### ASSIGNMENT
Among the records, find the lines that hold the string "content" and return them.

### EXCERPTED RECORDS

▼

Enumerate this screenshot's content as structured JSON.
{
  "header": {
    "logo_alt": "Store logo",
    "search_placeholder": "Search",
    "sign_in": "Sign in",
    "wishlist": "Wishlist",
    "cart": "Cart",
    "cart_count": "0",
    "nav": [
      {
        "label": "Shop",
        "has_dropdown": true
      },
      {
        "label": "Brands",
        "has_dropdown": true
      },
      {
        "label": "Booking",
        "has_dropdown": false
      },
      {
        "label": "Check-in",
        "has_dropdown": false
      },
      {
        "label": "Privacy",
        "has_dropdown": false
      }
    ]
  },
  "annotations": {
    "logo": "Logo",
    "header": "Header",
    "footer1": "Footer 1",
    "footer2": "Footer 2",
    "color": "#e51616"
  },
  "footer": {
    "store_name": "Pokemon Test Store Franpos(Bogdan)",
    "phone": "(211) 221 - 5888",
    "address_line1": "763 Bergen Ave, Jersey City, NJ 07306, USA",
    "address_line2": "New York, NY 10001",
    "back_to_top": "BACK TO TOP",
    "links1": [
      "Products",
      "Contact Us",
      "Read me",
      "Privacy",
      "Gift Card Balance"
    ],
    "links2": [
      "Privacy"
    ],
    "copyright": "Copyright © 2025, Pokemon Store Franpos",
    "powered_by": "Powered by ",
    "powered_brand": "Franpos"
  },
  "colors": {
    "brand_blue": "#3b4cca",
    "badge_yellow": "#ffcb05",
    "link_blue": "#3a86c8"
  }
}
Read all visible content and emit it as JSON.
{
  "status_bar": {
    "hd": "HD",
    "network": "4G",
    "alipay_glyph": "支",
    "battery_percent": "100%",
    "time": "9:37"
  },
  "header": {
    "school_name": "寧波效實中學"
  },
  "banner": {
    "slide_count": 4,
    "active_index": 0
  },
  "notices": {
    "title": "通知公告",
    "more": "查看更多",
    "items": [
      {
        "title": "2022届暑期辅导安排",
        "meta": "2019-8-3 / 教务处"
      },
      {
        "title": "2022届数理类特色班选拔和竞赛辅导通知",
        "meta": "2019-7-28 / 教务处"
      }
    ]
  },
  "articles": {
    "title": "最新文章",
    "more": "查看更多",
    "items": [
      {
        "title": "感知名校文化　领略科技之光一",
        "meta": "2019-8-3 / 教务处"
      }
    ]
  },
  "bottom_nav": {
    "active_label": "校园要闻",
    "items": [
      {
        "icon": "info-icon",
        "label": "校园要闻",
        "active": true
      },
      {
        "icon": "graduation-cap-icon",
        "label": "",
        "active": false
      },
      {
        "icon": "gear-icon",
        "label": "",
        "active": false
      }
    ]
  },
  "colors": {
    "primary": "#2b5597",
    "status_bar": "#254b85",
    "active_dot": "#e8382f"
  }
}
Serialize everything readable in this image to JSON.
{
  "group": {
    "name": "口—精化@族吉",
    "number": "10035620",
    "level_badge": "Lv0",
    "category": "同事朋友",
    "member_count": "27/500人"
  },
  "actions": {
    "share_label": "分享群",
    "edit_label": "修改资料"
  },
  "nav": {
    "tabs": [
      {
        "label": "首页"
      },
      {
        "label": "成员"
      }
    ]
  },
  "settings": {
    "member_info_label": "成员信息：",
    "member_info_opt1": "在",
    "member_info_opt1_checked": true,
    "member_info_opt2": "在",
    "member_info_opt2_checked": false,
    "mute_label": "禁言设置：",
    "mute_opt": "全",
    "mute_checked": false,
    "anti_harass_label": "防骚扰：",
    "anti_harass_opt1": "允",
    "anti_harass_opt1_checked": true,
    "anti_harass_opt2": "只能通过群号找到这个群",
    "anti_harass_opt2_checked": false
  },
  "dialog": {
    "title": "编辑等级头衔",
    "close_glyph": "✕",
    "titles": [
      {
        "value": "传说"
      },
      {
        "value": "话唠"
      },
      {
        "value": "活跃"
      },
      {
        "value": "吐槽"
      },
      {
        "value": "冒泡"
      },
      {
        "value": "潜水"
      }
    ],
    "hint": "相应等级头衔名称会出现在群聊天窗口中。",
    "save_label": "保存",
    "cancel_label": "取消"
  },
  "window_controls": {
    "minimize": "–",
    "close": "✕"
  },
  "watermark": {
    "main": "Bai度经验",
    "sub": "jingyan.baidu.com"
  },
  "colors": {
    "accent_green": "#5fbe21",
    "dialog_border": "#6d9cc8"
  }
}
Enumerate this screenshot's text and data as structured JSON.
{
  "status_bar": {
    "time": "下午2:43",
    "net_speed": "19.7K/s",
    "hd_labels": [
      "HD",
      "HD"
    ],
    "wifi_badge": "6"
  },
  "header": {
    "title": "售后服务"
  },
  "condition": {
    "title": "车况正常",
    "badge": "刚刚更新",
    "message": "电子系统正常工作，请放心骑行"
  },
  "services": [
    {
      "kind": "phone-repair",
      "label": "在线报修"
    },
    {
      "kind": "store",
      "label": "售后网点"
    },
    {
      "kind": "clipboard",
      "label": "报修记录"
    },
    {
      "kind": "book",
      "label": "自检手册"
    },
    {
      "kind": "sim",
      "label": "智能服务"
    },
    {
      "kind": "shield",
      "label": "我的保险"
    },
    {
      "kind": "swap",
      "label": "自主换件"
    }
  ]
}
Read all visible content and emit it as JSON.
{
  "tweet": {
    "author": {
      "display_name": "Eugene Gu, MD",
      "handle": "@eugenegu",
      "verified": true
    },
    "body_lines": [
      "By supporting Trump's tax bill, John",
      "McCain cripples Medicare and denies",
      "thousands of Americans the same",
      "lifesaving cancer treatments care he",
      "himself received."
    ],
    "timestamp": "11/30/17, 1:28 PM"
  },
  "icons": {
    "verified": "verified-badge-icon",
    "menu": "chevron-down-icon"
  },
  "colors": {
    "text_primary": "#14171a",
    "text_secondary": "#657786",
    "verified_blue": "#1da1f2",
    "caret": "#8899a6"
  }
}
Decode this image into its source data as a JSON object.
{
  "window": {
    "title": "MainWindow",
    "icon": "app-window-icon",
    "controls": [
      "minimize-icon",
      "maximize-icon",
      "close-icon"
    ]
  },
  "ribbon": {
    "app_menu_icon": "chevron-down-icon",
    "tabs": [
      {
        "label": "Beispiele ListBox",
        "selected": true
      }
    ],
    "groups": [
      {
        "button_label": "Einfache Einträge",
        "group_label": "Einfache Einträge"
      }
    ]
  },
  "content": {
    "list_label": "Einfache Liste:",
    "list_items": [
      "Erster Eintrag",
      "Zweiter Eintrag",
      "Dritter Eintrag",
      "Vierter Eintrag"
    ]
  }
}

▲

### RESPONSE FOR THIS EXERCISE
Enumerate this screenshot's content as structured JSON.
Read all visible content and emit it as JSON.
Read all visible content and emit it as JSON.
  "content": {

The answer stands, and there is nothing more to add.